#### EXERCISE AIM:
Images should not appear in the copy, yet every line of the listing below must be printed exactly.
(GIVEN RECORDS begins)
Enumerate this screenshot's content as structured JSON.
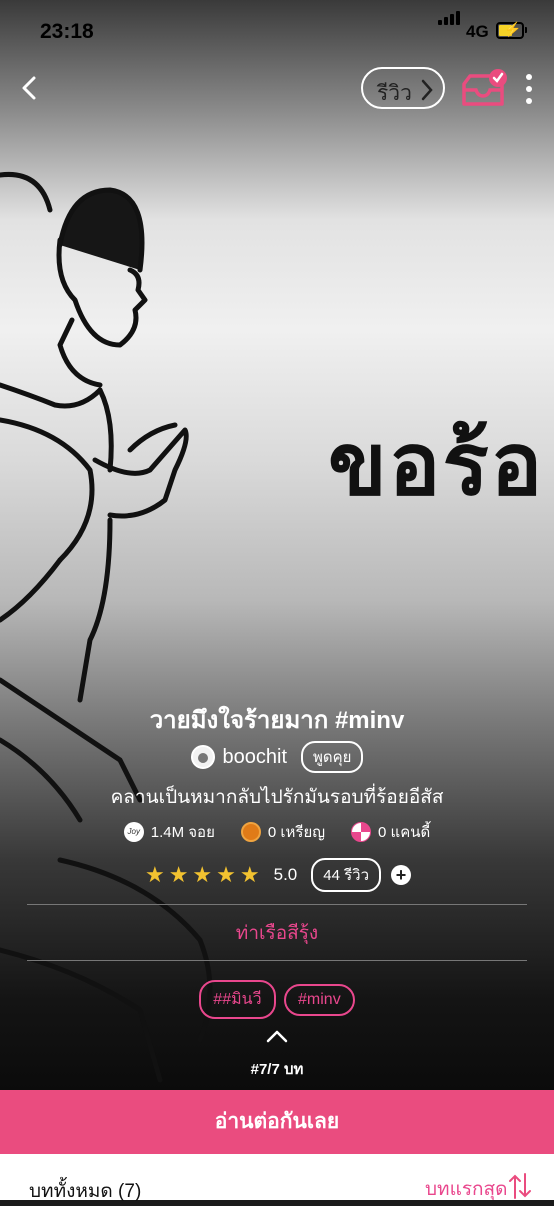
{
  "status_bar": {
    "time": "23:18",
    "network": "4G"
  },
  "header": {
    "review_label": "รีวิว"
  },
  "cover": {
    "overlay_text": "ขอร้อ"
  },
  "story": {
    "title": "วายมึงใจร้ายมาก #minv",
    "author": "boochit",
    "talk_label": "พูดคุย",
    "description": "คลานเป็นหมากลับไปรักมันรอบที่ร้อยอีสัส",
    "stats": {
      "joy": "1.4M จอย",
      "coins": "0 เหรียญ",
      "candy": "0 แคนดี้"
    },
    "rating": {
      "stars": 5,
      "score": "5.0",
      "review_count": "44 รีวิว"
    },
    "category": "ท่าเรือสีรุ้ง",
    "tags": [
      "##มินวี",
      "#minv"
    ],
    "episode_progress": "#7/7 บท"
  },
  "cta": {
    "label": "อ่านต่อกันเลย"
  },
  "episodes": {
    "all_label": "บททั้งหมด (7)",
    "first_label": "บทแรกสุด"
  },
  "colors": {
    "accent": "#ea4c7f",
    "star": "#f2c230"
  }
}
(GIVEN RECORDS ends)
#### RESULT:
Enumerate this screenshot's content as structured JSON.
{
  "status_bar": {
    "time": "23:18",
    "network": "4G"
  },
  "header": {
    "review_label": "รีวิว"
  },
  "cover": {
    "overlay_text": "ขอร้อ"
  },
  "story": {
    "title": "วายมึงใจร้ายมาก #minv",
    "author": "boochit",
    "talk_label": "พูดคุย",
    "description": "คลานเป็นหมากลับไปรักมันรอบที่ร้อยอีสัส",
    "stats": {
      "joy": "1.4M จอย",
      "coins": "0 เหรียญ",
      "candy": "0 แคนดี้"
    },
    "rating": {
      "stars": 5,
      "score": "5.0",
      "review_count": "44 รีวิว"
    },
    "category": "ท่าเรือสีรุ้ง",
    "tags": [
      "##มินวี",
      "#minv"
    ],
    "episode_progress": "#7/7 บท"
  },
  "cta": {
    "label": "อ่านต่อกันเลย"
  },
  "episodes": {
    "all_label": "บททั้งหมด (7)",
    "first_label": "บทแรกสุด"
  },
  "colors": {
    "accent": "#ea4c7f",
    "star": "#f2c230"
  }
}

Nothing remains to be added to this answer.